                            And as anyone who was in New York that day can attest, apathy and complacency were nowhere to be found.


                            I do NOT remember seeing a photo of any of these games where the ballpark was not FULL. Granted there might have been a few empty seats, but not to the naked eye of the camera. Photos would prove my point.

                            NYC...and BROOKLYN was brimming with excitement for those three games. All eyes and ears were focused on the outcome. For someone, who was not there, to claim that apathy and complacency were all around us, clearly shows that he does NOT know anything about the BROOKLYN DODGER FAN, the NY GIANT FAN....or for that matter that time and place in NYC Baseball history. It's just that simple!

                            c.

                            Comment


                            • #29
                              Shouldn't Shotgun be on the Dodger site. He sure has a lot of opinions.
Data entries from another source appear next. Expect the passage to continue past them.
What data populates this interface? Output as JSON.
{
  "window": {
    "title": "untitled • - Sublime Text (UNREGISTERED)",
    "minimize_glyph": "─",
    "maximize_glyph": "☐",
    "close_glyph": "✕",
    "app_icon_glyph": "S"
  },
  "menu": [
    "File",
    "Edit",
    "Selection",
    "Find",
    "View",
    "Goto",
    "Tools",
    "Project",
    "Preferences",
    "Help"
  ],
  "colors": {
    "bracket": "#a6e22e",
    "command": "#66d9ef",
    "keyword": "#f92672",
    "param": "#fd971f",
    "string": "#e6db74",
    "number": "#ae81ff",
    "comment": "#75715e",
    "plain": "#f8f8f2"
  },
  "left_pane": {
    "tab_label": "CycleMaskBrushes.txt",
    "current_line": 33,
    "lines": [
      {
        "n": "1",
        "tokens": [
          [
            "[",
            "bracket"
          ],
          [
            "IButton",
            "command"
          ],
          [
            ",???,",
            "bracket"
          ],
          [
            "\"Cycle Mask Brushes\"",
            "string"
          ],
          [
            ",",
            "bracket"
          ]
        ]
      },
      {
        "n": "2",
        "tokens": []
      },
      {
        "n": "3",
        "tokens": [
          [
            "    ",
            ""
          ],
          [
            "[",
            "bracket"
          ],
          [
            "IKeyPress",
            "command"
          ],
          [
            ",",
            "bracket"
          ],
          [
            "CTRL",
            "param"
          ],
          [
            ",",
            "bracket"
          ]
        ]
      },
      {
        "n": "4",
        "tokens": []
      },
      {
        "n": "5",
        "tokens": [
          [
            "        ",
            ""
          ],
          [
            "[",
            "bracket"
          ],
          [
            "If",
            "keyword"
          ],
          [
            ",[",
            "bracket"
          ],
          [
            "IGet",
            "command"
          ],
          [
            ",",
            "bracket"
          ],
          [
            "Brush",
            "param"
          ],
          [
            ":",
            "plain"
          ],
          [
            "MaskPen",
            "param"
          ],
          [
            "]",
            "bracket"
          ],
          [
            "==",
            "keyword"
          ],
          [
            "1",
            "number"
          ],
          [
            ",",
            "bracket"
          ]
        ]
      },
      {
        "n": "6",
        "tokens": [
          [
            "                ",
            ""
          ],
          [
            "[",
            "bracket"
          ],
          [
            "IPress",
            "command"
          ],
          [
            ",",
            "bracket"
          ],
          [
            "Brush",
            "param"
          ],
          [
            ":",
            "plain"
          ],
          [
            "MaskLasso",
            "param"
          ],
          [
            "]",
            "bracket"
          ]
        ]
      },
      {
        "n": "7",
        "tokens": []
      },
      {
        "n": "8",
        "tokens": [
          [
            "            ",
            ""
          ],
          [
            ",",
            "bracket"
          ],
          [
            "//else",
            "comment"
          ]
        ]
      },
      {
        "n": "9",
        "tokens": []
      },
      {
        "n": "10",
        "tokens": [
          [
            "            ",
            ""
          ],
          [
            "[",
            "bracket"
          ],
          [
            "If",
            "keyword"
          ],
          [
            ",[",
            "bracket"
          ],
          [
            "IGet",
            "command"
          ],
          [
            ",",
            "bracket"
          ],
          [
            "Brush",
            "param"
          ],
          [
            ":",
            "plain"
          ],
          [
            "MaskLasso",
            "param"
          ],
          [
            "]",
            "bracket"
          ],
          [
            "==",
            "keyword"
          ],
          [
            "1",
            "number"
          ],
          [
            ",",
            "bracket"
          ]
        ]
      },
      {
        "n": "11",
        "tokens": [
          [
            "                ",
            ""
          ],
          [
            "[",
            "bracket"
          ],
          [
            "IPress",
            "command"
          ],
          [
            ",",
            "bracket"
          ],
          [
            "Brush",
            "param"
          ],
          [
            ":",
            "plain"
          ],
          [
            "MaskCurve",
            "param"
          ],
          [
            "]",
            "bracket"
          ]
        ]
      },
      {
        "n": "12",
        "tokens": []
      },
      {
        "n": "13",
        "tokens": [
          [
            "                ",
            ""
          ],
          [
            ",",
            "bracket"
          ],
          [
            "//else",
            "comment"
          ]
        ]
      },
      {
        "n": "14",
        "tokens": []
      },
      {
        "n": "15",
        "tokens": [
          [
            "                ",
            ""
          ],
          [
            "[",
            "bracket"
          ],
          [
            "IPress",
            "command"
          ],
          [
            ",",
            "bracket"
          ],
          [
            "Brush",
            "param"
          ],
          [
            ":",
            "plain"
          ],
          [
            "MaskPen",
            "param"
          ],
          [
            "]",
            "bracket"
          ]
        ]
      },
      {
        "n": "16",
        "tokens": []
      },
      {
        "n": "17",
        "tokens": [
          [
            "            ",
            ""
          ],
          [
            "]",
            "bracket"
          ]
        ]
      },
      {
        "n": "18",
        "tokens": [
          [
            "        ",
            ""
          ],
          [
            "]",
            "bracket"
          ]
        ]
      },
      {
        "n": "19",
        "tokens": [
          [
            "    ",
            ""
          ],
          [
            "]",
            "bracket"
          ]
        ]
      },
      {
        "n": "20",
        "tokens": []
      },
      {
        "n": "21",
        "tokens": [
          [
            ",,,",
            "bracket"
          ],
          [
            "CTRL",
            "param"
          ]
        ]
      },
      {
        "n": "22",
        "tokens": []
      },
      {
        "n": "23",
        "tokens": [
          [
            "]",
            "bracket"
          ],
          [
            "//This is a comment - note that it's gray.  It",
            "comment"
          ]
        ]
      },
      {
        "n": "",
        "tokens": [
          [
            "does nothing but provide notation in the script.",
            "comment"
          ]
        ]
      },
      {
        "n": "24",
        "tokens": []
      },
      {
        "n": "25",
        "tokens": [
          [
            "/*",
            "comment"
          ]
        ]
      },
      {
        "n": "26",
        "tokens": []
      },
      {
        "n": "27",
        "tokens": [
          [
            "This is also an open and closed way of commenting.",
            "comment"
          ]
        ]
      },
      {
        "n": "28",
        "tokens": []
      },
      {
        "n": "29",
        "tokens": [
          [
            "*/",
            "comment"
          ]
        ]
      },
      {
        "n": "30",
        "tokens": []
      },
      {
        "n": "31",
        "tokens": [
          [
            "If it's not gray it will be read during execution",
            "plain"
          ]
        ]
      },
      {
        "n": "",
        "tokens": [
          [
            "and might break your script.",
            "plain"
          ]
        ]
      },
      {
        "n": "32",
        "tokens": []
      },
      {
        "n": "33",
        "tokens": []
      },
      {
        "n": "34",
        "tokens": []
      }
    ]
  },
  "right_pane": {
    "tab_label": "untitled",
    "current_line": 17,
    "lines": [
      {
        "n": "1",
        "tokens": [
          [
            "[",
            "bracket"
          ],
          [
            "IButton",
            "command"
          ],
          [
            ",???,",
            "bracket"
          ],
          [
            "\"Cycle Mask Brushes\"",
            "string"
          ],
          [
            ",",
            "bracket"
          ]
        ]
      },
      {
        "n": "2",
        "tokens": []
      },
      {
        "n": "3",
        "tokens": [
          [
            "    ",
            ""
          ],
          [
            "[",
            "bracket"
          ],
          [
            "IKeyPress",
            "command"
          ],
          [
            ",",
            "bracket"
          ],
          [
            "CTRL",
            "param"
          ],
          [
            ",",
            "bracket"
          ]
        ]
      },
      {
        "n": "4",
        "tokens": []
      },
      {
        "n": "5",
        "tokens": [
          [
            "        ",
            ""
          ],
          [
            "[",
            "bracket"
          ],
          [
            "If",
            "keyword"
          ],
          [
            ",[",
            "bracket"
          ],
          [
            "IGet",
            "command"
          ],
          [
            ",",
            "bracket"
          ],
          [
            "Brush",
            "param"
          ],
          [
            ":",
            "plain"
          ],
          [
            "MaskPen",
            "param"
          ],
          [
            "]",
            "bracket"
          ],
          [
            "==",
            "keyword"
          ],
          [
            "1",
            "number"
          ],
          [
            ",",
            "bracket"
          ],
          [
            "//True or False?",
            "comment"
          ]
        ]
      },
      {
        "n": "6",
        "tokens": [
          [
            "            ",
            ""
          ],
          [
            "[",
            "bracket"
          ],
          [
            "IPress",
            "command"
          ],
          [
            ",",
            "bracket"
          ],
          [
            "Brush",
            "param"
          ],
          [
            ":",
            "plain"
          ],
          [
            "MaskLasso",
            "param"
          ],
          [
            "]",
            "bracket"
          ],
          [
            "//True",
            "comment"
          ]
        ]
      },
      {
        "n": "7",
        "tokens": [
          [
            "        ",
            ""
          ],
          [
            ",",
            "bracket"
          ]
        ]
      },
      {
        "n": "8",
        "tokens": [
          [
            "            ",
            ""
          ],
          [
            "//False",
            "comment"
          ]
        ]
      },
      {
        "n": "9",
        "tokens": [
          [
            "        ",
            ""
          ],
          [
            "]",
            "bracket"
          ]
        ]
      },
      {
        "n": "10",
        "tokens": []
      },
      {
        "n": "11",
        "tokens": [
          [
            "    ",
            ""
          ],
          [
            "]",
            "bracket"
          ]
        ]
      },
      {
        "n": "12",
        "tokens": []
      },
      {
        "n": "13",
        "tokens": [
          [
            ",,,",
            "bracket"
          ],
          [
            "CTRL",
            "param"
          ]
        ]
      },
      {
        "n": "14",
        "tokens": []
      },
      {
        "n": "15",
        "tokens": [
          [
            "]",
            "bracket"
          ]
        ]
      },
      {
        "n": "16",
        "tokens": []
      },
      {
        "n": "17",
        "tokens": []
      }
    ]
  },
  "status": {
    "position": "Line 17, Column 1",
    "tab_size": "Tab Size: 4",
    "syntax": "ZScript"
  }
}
                              It does seem that there were few seats to be had that day. Who caught that HR anyway? Is the ball in the Hall o' Fame?

                              Comment


                              • #30
                                All the pictures I've seen make it look like a pretty full house.


                                But in reality there were only a couple hundred people there.

                                And one photographer. See, what happened was the photographer kept moving people around wherever he was going to point his camera, so the PG would look sold out. This was part of a plot between Horace and O'Malley to make people think tickets for the subsequent WS would be unobtainable too, so they wouldn't even try to buy any, thereby allowing the two plotters to move the teams.

                                The reason there were only a couple hundred people there was that Horace got drunk and ordered the ticket-takers to only admit fans named "Joe", "Elmer", "Blanche", or "Wanda".

                                A guy told me this once, so it must be true.
                                Last edited by westsidegrounds; 05-03-2005, 03:01 PM.

                                Comment

                                Ad Widget

                                Collapse
                                Working...
                                X